# Given information:
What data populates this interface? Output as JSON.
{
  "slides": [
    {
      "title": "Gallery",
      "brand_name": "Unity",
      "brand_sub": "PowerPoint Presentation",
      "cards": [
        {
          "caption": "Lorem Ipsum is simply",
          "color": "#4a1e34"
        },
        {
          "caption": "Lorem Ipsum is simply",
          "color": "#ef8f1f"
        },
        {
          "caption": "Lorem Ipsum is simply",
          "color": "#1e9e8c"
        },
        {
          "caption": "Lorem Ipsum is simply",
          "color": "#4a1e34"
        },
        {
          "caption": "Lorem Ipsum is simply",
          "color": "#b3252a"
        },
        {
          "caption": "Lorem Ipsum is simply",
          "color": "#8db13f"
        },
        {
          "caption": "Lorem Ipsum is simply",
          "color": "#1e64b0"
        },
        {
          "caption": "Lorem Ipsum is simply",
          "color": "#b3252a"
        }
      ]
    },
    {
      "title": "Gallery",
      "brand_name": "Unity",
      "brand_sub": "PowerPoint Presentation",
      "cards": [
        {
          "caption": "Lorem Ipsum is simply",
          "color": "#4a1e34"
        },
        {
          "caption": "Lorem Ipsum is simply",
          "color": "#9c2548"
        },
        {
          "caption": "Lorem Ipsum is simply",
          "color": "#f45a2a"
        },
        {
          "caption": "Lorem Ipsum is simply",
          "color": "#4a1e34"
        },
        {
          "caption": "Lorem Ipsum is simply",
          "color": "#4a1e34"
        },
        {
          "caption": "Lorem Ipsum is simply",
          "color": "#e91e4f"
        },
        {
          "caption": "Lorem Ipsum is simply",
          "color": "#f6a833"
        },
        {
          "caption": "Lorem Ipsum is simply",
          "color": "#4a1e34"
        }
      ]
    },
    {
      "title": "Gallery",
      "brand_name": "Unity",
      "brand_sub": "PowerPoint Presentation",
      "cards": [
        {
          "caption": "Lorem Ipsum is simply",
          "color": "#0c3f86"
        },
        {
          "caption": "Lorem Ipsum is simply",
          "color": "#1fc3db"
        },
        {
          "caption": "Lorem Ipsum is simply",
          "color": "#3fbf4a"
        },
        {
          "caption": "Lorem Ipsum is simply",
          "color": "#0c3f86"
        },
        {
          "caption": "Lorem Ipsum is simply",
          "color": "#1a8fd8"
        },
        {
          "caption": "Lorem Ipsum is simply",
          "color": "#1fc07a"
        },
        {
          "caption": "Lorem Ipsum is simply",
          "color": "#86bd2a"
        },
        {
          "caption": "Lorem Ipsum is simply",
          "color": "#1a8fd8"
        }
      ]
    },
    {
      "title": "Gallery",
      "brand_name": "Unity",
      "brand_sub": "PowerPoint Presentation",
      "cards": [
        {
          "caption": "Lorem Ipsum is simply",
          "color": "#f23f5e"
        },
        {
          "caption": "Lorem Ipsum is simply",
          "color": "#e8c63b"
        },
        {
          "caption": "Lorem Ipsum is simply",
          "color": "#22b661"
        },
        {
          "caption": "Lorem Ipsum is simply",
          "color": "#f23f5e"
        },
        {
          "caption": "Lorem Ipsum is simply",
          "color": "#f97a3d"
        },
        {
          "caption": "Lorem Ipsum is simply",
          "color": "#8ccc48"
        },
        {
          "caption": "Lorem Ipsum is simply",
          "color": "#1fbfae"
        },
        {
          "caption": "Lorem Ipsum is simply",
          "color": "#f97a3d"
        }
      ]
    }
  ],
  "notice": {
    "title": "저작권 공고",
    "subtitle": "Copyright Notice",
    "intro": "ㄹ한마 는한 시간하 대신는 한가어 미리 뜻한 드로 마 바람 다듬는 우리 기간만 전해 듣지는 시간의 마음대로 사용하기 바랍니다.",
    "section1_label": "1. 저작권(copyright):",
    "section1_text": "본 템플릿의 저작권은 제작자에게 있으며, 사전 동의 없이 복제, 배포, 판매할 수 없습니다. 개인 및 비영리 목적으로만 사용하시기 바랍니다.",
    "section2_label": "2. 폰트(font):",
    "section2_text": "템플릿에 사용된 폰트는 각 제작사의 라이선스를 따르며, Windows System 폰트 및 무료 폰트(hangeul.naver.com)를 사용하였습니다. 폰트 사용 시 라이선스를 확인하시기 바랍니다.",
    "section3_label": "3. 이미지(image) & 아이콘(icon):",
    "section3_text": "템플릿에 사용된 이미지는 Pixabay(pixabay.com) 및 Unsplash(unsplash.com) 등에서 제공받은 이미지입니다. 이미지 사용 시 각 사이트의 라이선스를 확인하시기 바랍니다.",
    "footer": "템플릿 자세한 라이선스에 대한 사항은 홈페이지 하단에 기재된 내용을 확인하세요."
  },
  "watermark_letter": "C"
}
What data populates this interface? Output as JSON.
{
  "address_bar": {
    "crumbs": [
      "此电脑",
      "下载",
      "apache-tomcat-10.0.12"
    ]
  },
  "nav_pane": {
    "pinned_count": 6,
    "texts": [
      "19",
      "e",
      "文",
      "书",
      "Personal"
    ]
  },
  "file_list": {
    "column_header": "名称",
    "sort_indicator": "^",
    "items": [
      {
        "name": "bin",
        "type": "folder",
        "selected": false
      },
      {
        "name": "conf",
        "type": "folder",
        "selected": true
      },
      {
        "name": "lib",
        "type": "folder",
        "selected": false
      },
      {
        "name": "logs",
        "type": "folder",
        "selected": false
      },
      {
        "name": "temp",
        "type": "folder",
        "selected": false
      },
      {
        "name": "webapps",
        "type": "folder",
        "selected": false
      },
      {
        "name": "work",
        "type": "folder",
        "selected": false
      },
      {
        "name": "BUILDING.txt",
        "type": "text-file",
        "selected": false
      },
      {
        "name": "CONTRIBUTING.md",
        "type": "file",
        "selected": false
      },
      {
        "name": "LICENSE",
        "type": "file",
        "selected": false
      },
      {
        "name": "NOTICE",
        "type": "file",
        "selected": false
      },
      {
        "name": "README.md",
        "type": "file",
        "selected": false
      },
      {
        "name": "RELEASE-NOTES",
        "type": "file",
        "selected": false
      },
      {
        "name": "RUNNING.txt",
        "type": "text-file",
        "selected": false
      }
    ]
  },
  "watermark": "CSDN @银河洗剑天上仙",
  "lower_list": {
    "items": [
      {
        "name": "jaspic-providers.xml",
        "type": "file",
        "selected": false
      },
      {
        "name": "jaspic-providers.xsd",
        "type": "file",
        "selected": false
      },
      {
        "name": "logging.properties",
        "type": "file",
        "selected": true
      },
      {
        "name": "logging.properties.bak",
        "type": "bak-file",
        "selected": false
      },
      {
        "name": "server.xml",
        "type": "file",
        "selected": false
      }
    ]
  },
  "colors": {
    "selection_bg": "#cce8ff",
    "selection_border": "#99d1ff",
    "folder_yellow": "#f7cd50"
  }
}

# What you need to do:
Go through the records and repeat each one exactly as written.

# Expected answer:
What data populates this interface? Output as JSON.
{
  "slides": [
    {
      "title": "Gallery",
      "brand_name": "Unity",
      "brand_sub": "PowerPoint Presentation",
      "cards": [
        {
          "caption": "Lorem Ipsum is simply",
          "color": "#4a1e34"
        },
        {
          "caption": "Lorem Ipsum is simply",
          "color": "#ef8f1f"
        },
        {
          "caption": "Lorem Ipsum is simply",
          "color": "#1e9e8c"
        },
        {
          "caption": "Lorem Ipsum is simply",
          "color": "#4a1e34"
        },
        {
          "caption": "Lorem Ipsum is simply",
          "color": "#b3252a"
        },
        {
          "caption": "Lorem Ipsum is simply",
          "color": "#8db13f"
        },
        {
          "caption": "Lorem Ipsum is simply",
          "color": "#1e64b0"
        },
        {
          "caption": "Lorem Ipsum is simply",
          "color": "#b3252a"
        }
      ]
    },
    {
      "title": "Gallery",
      "brand_name": "Unity",
      "brand_sub": "PowerPoint Presentation",
      "cards": [
        {
          "caption": "Lorem Ipsum is simply",
          "color": "#4a1e34"
        },
        {
          "caption": "Lorem Ipsum is simply",
          "color": "#9c2548"
        },
        {
          "caption": "Lorem Ipsum is simply",
          "color": "#f45a2a"
        },
        {
          "caption": "Lorem Ipsum is simply",
          "color": "#4a1e34"
        },
        {
          "caption": "Lorem Ipsum is simply",
          "color": "#4a1e34"
        },
        {
          "caption": "Lorem Ipsum is simply",
          "color": "#e91e4f"
        },
        {
          "caption": "Lorem Ipsum is simply",
          "color": "#f6a833"
        },
        {
          "caption": "Lorem Ipsum is simply",
          "color": "#4a1e34"
        }
      ]
    },
    {
      "title": "Gallery",
      "brand_name": "Unity",
      "brand_sub": "PowerPoint Presentation",
      "cards": [
        {
          "caption": "Lorem Ipsum is simply",
          "color": "#0c3f86"
        },
        {
          "caption": "Lorem Ipsum is simply",
          "color": "#1fc3db"
        },
        {
          "caption": "Lorem Ipsum is simply",
          "color": "#3fbf4a"
        },
        {
          "caption": "Lorem Ipsum is simply",
          "color": "#0c3f86"
        },
        {
          "caption": "Lorem Ipsum is simply",
          "color": "#1a8fd8"
        },
        {
          "caption": "Lorem Ipsum is simply",
          "color": "#1fc07a"
        },
        {
          "caption": "Lorem Ipsum is simply",
          "color": "#86bd2a"
        },
        {
          "caption": "Lorem Ipsum is simply",
          "color": "#1a8fd8"
        }
      ]
    },
    {
      "title": "Gallery",
      "brand_name": "Unity",
      "brand_sub": "PowerPoint Presentation",
      "cards": [
        {
          "caption": "Lorem Ipsum is simply",
          "color": "#f23f5e"
        },
        {
          "caption": "Lorem Ipsum is simply",
          "color": "#e8c63b"
        },
        {
          "caption": "Lorem Ipsum is simply",
          "color": "#22b661"
        },
        {
          "caption": "Lorem Ipsum is simply",
          "color": "#f23f5e"
        },
        {
          "caption": "Lorem Ipsum is simply",
          "color": "#f97a3d"
        },
        {
          "caption": "Lorem Ipsum is simply",
          "color": "#8ccc48"
        },
        {
          "caption": "Lorem Ipsum is simply",
          "color": "#1fbfae"
        },
        {
          "caption": "Lorem Ipsum is simply",
          "color": "#f97a3d"
        }
      ]
    }
  ],
  "notice": {
    "title": "저작권 공고",
    "subtitle": "Copyright Notice",
    "intro": "ㄹ한마 는한 시간하 대신는 한가어 미리 뜻한 드로 마 바람 다듬는 우리 기간만 전해 듣지는 시간의 마음대로 사용하기 바랍니다.",
    "section1_label": "1. 저작권(copyright):",
    "section1_text": "본 템플릿의 저작권은 제작자에게 있으며, 사전 동의 없이 복제, 배포, 판매할 수 없습니다. 개인 및 비영리 목적으로만 사용하시기 바랍니다.",
    "section2_label": "2. 폰트(font):",
    "section2_text": "템플릿에 사용된 폰트는 각 제작사의 라이선스를 따르며, Windows System 폰트 및 무료 폰트(hangeul.naver.com)를 사용하였습니다. 폰트 사용 시 라이선스를 확인하시기 바랍니다.",
    "section3_label": "3. 이미지(image) & 아이콘(icon):",
    "section3_text": "템플릿에 사용된 이미지는 Pixabay(pixabay.com) 및 Unsplash(unsplash.com) 등에서 제공받은 이미지입니다. 이미지 사용 시 각 사이트의 라이선스를 확인하시기 바랍니다.",
    "footer": "템플릿 자세한 라이선스에 대한 사항은 홈페이지 하단에 기재된 내용을 확인하세요."
  },
  "watermark_letter": "C"
}
What data populates this interface? Output as JSON.
{
  "address_bar": {
    "crumbs": [
      "此电脑",
      "下载",
      "apache-tomcat-10.0.12"
    ]
  },
  "nav_pane": {
    "pinned_count": 6,
    "texts": [
      "19",
      "e",
      "文",
      "书",
      "Personal"
    ]
  },
  "file_list": {
    "column_header": "名称",
    "sort_indicator": "^",
    "items": [
      {
        "name": "bin",
        "type": "folder",
        "selected": false
      },
      {
        "name": "conf",
        "type": "folder",
        "selected": true
      },
      {
        "name": "lib",
        "type": "folder",
        "selected": false
      },
      {
        "name": "logs",
        "type": "folder",
        "selected": false
      },
      {
        "name": "temp",
        "type": "folder",
        "selected": false
      },
      {
        "name": "webapps",
        "type": "folder",
        "selected": false
      },
      {
        "name": "work",
        "type": "folder",
        "selected": false
      },
      {
        "name": "BUILDING.txt",
        "type": "text-file",
        "selected": false
      },
      {
        "name": "CONTRIBUTING.md",
        "type": "file",
        "selected": false
      },
      {
        "name": "LICENSE",
        "type": "file",
        "selected": false
      },
      {
        "name": "NOTICE",
        "type": "file",
        "selected": false
      },
      {
        "name": "README.md",
        "type": "file",
        "selected": false
      },
      {
        "name": "RELEASE-NOTES",
        "type": "file",
        "selected": false
      },
      {
        "name": "RUNNING.txt",
        "type": "text-file",
        "selected": false
      }
    ]
  },
  "watermark": "CSDN @银河洗剑天上仙",
  "lower_list": {
    "items": [
      {
        "name": "jaspic-providers.xml",
        "type": "file",
        "selected": false
      },
      {
        "name": "jaspic-providers.xsd",
        "type": "file",
        "selected": false
      },
      {
        "name": "logging.properties",
        "type": "file",
        "selected": true
      },
      {
        "name": "logging.properties.bak",
        "type": "bak-file",
        "selected": false
      },
      {
        "name": "server.xml",
        "type": "file",
        "selected": false
      }
    ]
  },
  "colors": {
    "selection_bg": "#cce8ff",
    "selection_border": "#99d1ff",
    "folder_yellow": "#f7cd50"
  }
}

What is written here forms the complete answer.